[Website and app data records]
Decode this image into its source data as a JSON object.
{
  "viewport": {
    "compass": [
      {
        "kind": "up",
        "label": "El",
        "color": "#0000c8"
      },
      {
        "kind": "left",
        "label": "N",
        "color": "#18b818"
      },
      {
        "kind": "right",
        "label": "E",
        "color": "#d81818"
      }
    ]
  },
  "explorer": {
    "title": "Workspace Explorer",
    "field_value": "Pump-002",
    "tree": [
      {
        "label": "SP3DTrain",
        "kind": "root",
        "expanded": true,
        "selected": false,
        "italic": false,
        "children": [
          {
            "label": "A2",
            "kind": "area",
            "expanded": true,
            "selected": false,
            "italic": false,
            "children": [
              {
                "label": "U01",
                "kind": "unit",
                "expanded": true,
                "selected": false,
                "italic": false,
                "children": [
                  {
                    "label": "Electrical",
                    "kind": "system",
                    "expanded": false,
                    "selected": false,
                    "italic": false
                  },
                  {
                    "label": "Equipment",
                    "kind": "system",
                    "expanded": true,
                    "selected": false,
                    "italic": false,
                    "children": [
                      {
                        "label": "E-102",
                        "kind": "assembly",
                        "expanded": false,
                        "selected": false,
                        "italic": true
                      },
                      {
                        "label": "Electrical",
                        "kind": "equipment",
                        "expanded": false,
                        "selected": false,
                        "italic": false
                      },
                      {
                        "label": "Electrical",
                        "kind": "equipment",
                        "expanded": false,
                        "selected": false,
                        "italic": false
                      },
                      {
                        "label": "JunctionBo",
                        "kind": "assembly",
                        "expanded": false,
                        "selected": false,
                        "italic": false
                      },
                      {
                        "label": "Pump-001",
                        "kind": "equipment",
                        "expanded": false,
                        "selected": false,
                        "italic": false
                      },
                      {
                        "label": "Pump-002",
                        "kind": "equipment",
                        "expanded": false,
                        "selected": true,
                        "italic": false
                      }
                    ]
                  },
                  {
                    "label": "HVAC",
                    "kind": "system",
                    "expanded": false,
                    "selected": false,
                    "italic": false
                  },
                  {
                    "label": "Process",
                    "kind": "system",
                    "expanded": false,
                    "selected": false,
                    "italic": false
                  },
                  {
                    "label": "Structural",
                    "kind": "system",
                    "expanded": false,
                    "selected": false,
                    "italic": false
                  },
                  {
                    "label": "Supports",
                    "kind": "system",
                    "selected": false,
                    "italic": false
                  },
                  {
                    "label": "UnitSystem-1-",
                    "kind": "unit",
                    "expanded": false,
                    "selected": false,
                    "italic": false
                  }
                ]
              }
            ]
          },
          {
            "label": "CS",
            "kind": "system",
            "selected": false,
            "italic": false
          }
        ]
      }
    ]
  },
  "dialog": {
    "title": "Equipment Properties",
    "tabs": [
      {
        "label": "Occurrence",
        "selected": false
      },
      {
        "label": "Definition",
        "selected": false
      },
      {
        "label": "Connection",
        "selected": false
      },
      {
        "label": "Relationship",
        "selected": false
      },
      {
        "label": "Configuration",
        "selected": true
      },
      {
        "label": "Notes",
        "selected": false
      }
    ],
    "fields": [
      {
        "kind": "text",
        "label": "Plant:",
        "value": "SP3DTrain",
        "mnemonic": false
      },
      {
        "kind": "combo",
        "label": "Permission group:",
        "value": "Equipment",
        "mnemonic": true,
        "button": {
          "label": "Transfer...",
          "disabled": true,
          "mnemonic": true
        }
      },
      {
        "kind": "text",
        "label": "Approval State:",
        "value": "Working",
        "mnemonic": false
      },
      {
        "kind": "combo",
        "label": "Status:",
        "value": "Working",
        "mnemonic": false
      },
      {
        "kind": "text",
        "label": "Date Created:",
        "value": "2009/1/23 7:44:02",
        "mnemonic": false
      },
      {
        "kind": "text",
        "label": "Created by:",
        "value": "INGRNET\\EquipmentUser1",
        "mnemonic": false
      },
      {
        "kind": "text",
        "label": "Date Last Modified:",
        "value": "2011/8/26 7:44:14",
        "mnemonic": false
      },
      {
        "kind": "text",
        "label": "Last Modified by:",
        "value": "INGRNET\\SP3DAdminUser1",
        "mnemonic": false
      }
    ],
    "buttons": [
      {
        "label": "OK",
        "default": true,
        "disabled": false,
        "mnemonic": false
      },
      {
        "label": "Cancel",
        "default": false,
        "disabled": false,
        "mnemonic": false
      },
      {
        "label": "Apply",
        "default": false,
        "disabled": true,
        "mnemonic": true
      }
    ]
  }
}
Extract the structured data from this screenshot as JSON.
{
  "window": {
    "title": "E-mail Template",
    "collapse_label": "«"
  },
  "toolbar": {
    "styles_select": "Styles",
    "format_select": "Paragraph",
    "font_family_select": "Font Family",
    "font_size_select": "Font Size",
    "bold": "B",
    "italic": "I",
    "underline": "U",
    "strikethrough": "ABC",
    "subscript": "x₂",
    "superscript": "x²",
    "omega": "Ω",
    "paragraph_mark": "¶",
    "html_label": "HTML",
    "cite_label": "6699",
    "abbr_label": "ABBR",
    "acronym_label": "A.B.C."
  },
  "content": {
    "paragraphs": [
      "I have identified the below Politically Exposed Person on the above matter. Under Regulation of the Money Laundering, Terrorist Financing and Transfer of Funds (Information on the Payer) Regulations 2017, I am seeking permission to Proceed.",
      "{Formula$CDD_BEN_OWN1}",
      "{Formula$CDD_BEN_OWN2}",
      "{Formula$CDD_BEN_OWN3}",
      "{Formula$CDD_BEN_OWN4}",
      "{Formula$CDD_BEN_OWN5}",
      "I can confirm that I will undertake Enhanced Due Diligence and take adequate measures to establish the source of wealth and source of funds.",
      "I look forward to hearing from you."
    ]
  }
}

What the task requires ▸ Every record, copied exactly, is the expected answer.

Output for this exercise ▸
Decode this image into its source data as a JSON object.
{
  "viewport": {
    "compass": [
      {
        "kind": "up",
        "label": "El",
        "color": "#0000c8"
      },
      {
        "kind": "left",
        "label": "N",
        "color": "#18b818"
      },
      {
        "kind": "right",
        "label": "E",
        "color": "#d81818"
      }
    ]
  },
  "explorer": {
    "title": "Workspace Explorer",
    "field_value": "Pump-002",
    "tree": [
      {
        "label": "SP3DTrain",
        "kind": "root",
        "expanded": true,
        "selected": false,
        "italic": false,
        "children": [
          {
            "label": "A2",
            "kind": "area",
            "expanded": true,
            "selected": false,
            "italic": false,
            "children": [
              {
                "label": "U01",
                "kind": "unit",
                "expanded": true,
                "selected": false,
                "italic": false,
                "children": [
                  {
                    "label": "Electrical",
                    "kind": "system",
                    "expanded": false,
                    "selected": false,
                    "italic": false
                  },
                  {
                    "label": "Equipment",
                    "kind": "system",
                    "expanded": true,
                    "selected": false,
                    "italic": false,
                    "children": [
                      {
                        "label": "E-102",
                        "kind": "assembly",
                        "expanded": false,
                        "selected": false,
                        "italic": true
                      },
                      {
                        "label": "Electrical",
                        "kind": "equipment",
                        "expanded": false,
                        "selected": false,
                        "italic": false
                      },
                      {
                        "label": "Electrical",
                        "kind": "equipment",
                        "expanded": false,
                        "selected": false,
                        "italic": false
                      },
                      {
                        "label": "JunctionBo",
                        "kind": "assembly",
                        "expanded": false,
                        "selected": false,
                        "italic": false
                      },
                      {
                        "label": "Pump-001",
                        "kind": "equipment",
                        "expanded": false,
                        "selected": false,
                        "italic": false
                      },
                      {
                        "label": "Pump-002",
                        "kind": "equipment",
                        "expanded": false,
                        "selected": true,
                        "italic": false
                      }
                    ]
                  },
                  {
                    "label": "HVAC",
                    "kind": "system",
                    "expanded": false,
                    "selected": false,
                    "italic": false
                  },
                  {
                    "label": "Process",
                    "kind": "system",
                    "expanded": false,
                    "selected": false,
                    "italic": false
                  },
                  {
                    "label": "Structural",
                    "kind": "system",
                    "expanded": false,
                    "selected": false,
                    "italic": false
                  },
                  {
                    "label": "Supports",
                    "kind": "system",
                    "selected": false,
                    "italic": false
                  },
                  {
                    "label": "UnitSystem-1-",
                    "kind": "unit",
                    "expanded": false,
                    "selected": false,
                    "italic": false
                  }
                ]
              }
            ]
          },
          {
            "label": "CS",
            "kind": "system",
            "selected": false,
            "italic": false
          }
        ]
      }
    ]
  },
  "dialog": {
    "title": "Equipment Properties",
    "tabs": [
      {
        "label": "Occurrence",
        "selected": false
      },
      {
        "label": "Definition",
        "selected": false
      },
      {
        "label": "Connection",
        "selected": false
      },
      {
        "label": "Relationship",
        "selected": false
      },
      {
        "label": "Configuration",
        "selected": true
      },
      {
        "label": "Notes",
        "selected": false
      }
    ],
    "fields": [
      {
        "kind": "text",
        "label": "Plant:",
        "value": "SP3DTrain",
        "mnemonic": false
      },
      {
        "kind": "combo",
        "label": "Permission group:",
        "value": "Equipment",
        "mnemonic": true,
        "button": {
          "label": "Transfer...",
          "disabled": true,
          "mnemonic": true
        }
      },
      {
        "kind": "text",
        "label": "Approval State:",
        "value": "Working",
        "mnemonic": false
      },
      {
        "kind": "combo",
        "label": "Status:",
        "value": "Working",
        "mnemonic": false
      },
      {
        "kind": "text",
        "label": "Date Created:",
        "value": "2009/1/23 7:44:02",
        "mnemonic": false
      },
      {
        "kind": "text",
        "label": "Created by:",
        "value": "INGRNET\\EquipmentUser1",
        "mnemonic": false
      },
      {
        "kind": "text",
        "label": "Date Last Modified:",
        "value": "2011/8/26 7:44:14",
        "mnemonic": false
      },
      {
        "kind": "text",
        "label": "Last Modified by:",
        "value": "INGRNET\\SP3DAdminUser1",
        "mnemonic": false
      }
    ],
    "buttons": [
      {
        "label": "OK",
        "default": true,
        "disabled": false,
        "mnemonic": false
      },
      {
        "label": "Cancel",
        "default": false,
        "disabled": false,
        "mnemonic": false
      },
      {
        "label": "Apply",
        "default": false,
        "disabled": true,
        "mnemonic": true
      }
    ]
  }
}
Extract the structured data from this screenshot as JSON.
{
  "window": {
    "title": "E-mail Template",
    "collapse_label": "«"
  },
  "toolbar": {
    "styles_select": "Styles",
    "format_select": "Paragraph",
    "font_family_select": "Font Family",
    "font_size_select": "Font Size",
    "bold": "B",
    "italic": "I",
    "underline": "U",
    "strikethrough": "ABC",
    "subscript": "x₂",
    "superscript": "x²",
    "omega": "Ω",
    "paragraph_mark": "¶",
    "html_label": "HTML",
    "cite_label": "6699",
    "abbr_label": "ABBR",
    "acronym_label": "A.B.C."
  },
  "content": {
    "paragraphs": [
      "I have identified the below Politically Exposed Person on the above matter. Under Regulation of the Money Laundering, Terrorist Financing and Transfer of Funds (Information on the Payer) Regulations 2017, I am seeking permission to Proceed.",
      "{Formula$CDD_BEN_OWN1}",
      "{Formula$CDD_BEN_OWN2}",
      "{Formula$CDD_BEN_OWN3}",
      "{Formula$CDD_BEN_OWN4}",
      "{Formula$CDD_BEN_OWN5}",
      "I can confirm that I will undertake Enhanced Due Diligence and take adequate measures to establish the source of wealth and source of funds.",
      "I look forward to hearing from you."
    ]
  }
}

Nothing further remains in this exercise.